Autism, which is more clinically referred to as Autism Spectrum Disorder, or ASD, is a complex medical condition that has taken to generations to document an even basic understanding. For centuries, ASD was not even recognized as its own distinct medical condition, and even throughout the majority of the 20th century, it was often misdiagnosed as other disorders, such as schizophrenia, and subject to treatments for those conditions.
Today, ASD is now properly recognized as a far-ranging condition with a broad array of different symptoms at different intensities, which is why it is referred to as a spectrum instead of a single disease or disorder with a shortlist of symptoms. The challenge of the 21st century is now in addressing the many unique needs of children and adults diagnosed with ASD. One emerging method of treatment is known as stem cell therapy, which is a new treatment technology that is still being heavily researched.
But can stem cells cure ASD where other treatments can’t? What are stem cells, and what makes them so different?
The Complexity Of ASD
First, it’s important to understand some of the basics of Autism Spectrum Disorder. It is an enormously complex condition that can be contracted by individuals in a few different ways. It’s not as simple as measles or the flu, where exposure to others with the condition leads to illness. ASD can be genetic, where an ASD diagnosed parent has children also diagnosed with the condition. However, ASD can also be prenatal, where a pregnant mother contracting illness such as rubella, may inadvertently have that infection cause neural damage to a developing baby, also resulting in ASD.
ASD, like diabetes, or asthma, is a lifelong condition. It doesn’t respond to antibiotics or vaccines and carries a huge series of different symptoms that range from behavioral to neurological and even physical. As a result, there is no one universal approach or treatment for ASD, and like Alzheimer’s, Parkinson’s Disease, or diabetes, there is currently no known cure. The best that can be achieved is that some of the symptoms of ASD can be managed.
The Stem Cell Alternative
Some forms of ASD treatment, like behavioral therapy, teach ASD patients important skills that help them to overcome some ASD symptoms consciously. Learning to maintain eye contact through behavioral therapy, for example, may be a more effective and overall more valuable long term treatment strategy than relying on medication. Some forms of treatment, however, do use medication, such as antipsychotics for more extreme forms of ASD behavior.
Where stem cell therapy differs is that it does not suppress or overcome symptoms, it goes to one of the possible causes. One element of ASD is that it may be a neurological disorder, with nerve cells, neurotransmitters, or other components of the nervous system not working as intended. This can result in some symptoms like hostility, inability to pay attention for sustained periods, or communication difficulties. Stem cell therapy can repair some of the neurological damage and reduce or eliminate some of these symptoms.

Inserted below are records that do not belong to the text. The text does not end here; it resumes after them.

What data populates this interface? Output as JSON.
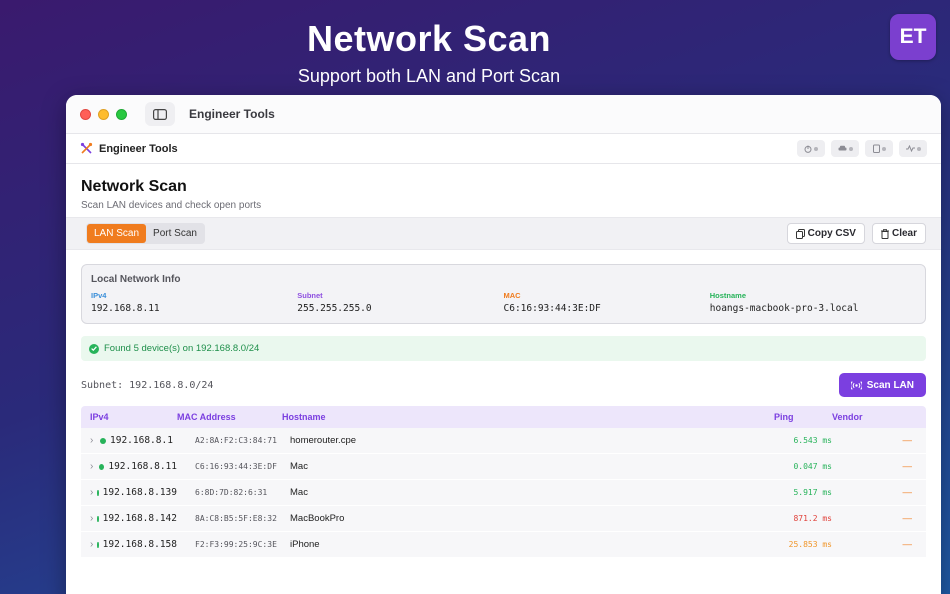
{
  "promo": {
    "title": "Network Scan",
    "subtitle": "Support both LAN and Port Scan",
    "logo_text": "ET"
  },
  "window": {
    "title": "Engineer Tools",
    "traffic_lights": [
      "close",
      "minimize",
      "zoom"
    ]
  },
  "appbar": {
    "brand": "Engineer Tools",
    "brand_icon": "tools-icon",
    "tools": [
      "power-icon",
      "car-icon",
      "clipboard-icon",
      "activity-icon"
    ]
  },
  "page": {
    "title": "Network Scan",
    "subtitle": "Scan LAN devices and check open ports"
  },
  "toolbar": {
    "tabs": [
      {
        "label": "LAN Scan",
        "active": true
      },
      {
        "label": "Port Scan",
        "active": false
      }
    ],
    "copy_csv": "Copy CSV",
    "clear": "Clear"
  },
  "local_info": {
    "title": "Local Network Info",
    "fields": [
      {
        "label": "IPv4",
        "value": "192.168.8.11",
        "color": "#3b8fd9"
      },
      {
        "label": "Subnet",
        "value": "255.255.255.0",
        "color": "#8e4fe0"
      },
      {
        "label": "MAC",
        "value": "C6:16:93:44:3E:DF",
        "color": "#f07c1e"
      },
      {
        "label": "Hostname",
        "value": "hoangs-macbook-pro-3.local",
        "color": "#27b35a"
      }
    ]
  },
  "status": {
    "message": "Found 5 device(s) on 192.168.8.0/24"
  },
  "scan": {
    "subnet_label": "Subnet: 192.168.8.0/24",
    "button": "Scan LAN"
  },
  "table": {
    "columns": [
      "IPv4",
      "MAC Address",
      "Hostname",
      "Ping",
      "Vendor"
    ],
    "rows": [
      {
        "ip": "192.168.8.1",
        "mac": "A2:8A:F2:C3:84:71",
        "host": "homerouter.cpe",
        "ping": "6.543 ms",
        "ping_color": "#27b35a",
        "vendor": "—"
      },
      {
        "ip": "192.168.8.11",
        "mac": "C6:16:93:44:3E:DF",
        "host": "Mac",
        "ping": "0.047 ms",
        "ping_color": "#27b35a",
        "vendor": "—"
      },
      {
        "ip": "192.168.8.139",
        "mac": "6:8D:7D:82:6:31",
        "host": "Mac",
        "ping": "5.917 ms",
        "ping_color": "#27b35a",
        "vendor": "—"
      },
      {
        "ip": "192.168.8.142",
        "mac": "8A:C8:B5:5F:E8:32",
        "host": "MacBookPro",
        "ping": "871.2 ms",
        "ping_color": "#e0413a",
        "vendor": "—"
      },
      {
        "ip": "192.168.8.158",
        "mac": "F2:F3:99:25:9C:3E",
        "host": "iPhone",
        "ping": "25.853 ms",
        "ping_color": "#f0962a",
        "vendor": "—"
      }
    ]
  }
}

How It Works
Stem cells have the nickname in medical science of “master cells” because they are pluripotent, a unique property not found in other cells in humans. A pluripotent stem cell can change or “reprogram” itself to become any cell in the body. This can mean very common cells, such as skin or hair cells that reproduce all the time, or even heart cells, that, once formed, can never reproduce, meaning that heart damage is permanent damage.
Stem cells are generated during pregnancy, and it is because of stem cells that a fertilized egg can divide continuously. Then, unlike hair or skin cells, which can only produce copies of themselves, the stem cell can branch out and specialize into the hair, brain, heart, lung, liver, eye, kidney, and many other cells required to create the organs that make up a baby.
Stem Cell Therapy
Stem cell therapy uses stem cells harvested from “cord blood,” the fluids left in the umbilical cord after a child is born. This ensures maximum biological compatibility with a recipient if the option is available. If a child being treated for ASD with stem cell therapy does not have stem cells available, a supply from a sibling, if available, can also be used. If that option is also unavailable, the less versatile “multipotent” stem cells in bone marrow can be harvested from the patient, but this involves some surgery to access and collect the stem cells.
Once the stem cells have been acquired, they are injected, usually intrathecally, into the spinal column. From there, the stem cells can repair any compromised or faulty neurological cells by growing new, undamaged ones. However, this type of treatment is currently unavailable in the United States. Only other countries, such as Georgia, for example, currently offer a legal option for these treatments. The USA only authorizes stem cell therapy for the public in blood/leukemia related medical situations.